(Extracted records)
"""

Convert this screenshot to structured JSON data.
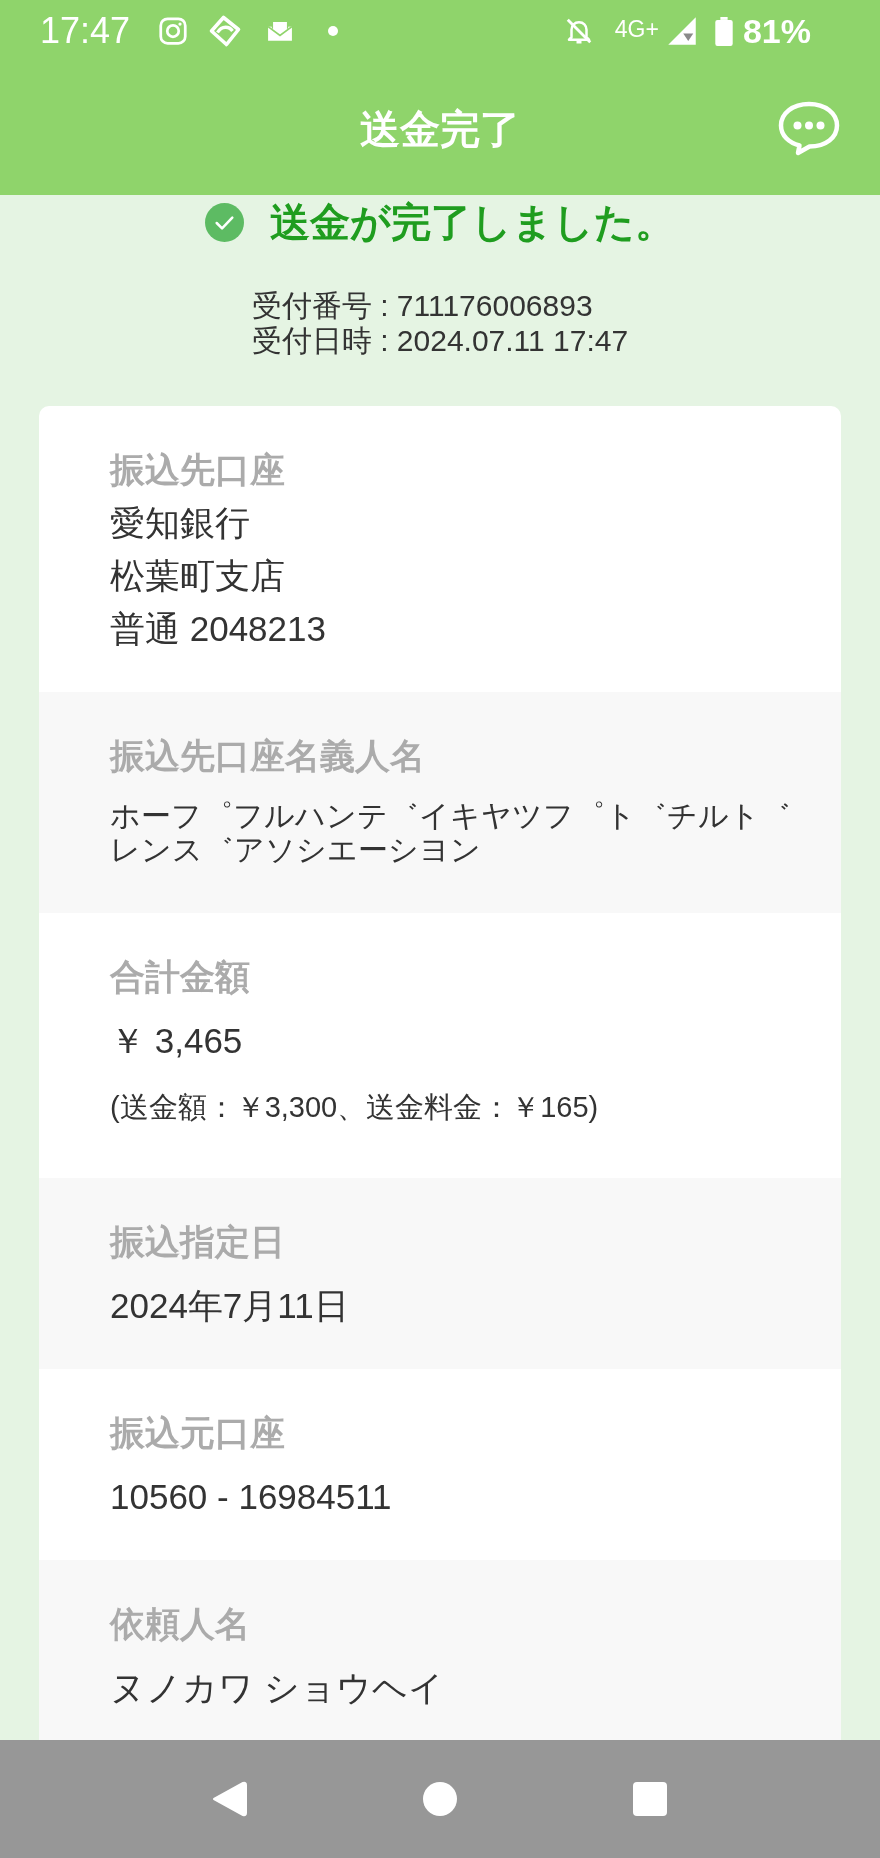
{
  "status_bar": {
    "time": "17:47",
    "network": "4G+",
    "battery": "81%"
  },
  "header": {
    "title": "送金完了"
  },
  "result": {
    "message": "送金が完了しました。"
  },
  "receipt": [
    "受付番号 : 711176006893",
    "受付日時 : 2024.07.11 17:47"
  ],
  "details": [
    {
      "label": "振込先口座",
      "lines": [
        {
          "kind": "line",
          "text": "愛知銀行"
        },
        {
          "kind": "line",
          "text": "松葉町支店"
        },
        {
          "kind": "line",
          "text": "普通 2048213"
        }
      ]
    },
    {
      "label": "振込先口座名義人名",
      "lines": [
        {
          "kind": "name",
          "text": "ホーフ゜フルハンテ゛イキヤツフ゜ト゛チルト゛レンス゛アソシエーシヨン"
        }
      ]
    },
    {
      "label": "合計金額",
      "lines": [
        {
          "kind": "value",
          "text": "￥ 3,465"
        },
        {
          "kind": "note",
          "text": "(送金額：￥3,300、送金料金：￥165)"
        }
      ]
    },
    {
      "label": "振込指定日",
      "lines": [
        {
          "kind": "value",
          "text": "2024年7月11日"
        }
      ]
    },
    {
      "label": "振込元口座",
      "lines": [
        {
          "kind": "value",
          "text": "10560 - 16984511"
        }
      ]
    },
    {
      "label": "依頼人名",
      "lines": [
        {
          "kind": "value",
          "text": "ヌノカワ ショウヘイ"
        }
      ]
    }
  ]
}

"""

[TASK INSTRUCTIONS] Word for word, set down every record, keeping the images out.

[REPLY]
Convert this screenshot to structured JSON data.
{
  "status_bar": {
    "time": "17:47",
    "network": "4G+",
    "battery": "81%"
  },
  "header": {
    "title": "送金完了"
  },
  "result": {
    "message": "送金が完了しました。"
  },
  "receipt": [
    "受付番号 : 711176006893",
    "受付日時 : 2024.07.11 17:47"
  ],
  "details": [
    {
      "label": "振込先口座",
      "lines": [
        {
          "kind": "line",
          "text": "愛知銀行"
        },
        {
          "kind": "line",
          "text": "松葉町支店"
        },
        {
          "kind": "line",
          "text": "普通 2048213"
        }
      ]
    },
    {
      "label": "振込先口座名義人名",
      "lines": [
        {
          "kind": "name",
          "text": "ホーフ゜フルハンテ゛イキヤツフ゜ト゛チルト゛レンス゛アソシエーシヨン"
        }
      ]
    },
    {
      "label": "合計金額",
      "lines": [
        {
          "kind": "value",
          "text": "￥ 3,465"
        },
        {
          "kind": "note",
          "text": "(送金額：￥3,300、送金料金：￥165)"
        }
      ]
    },
    {
      "label": "振込指定日",
      "lines": [
        {
          "kind": "value",
          "text": "2024年7月11日"
        }
      ]
    },
    {
      "label": "振込元口座",
      "lines": [
        {
          "kind": "value",
          "text": "10560 - 16984511"
        }
      ]
    },
    {
      "label": "依頼人名",
      "lines": [
        {
          "kind": "value",
          "text": "ヌノカワ ショウヘイ"
        }
      ]
    }
  ]
}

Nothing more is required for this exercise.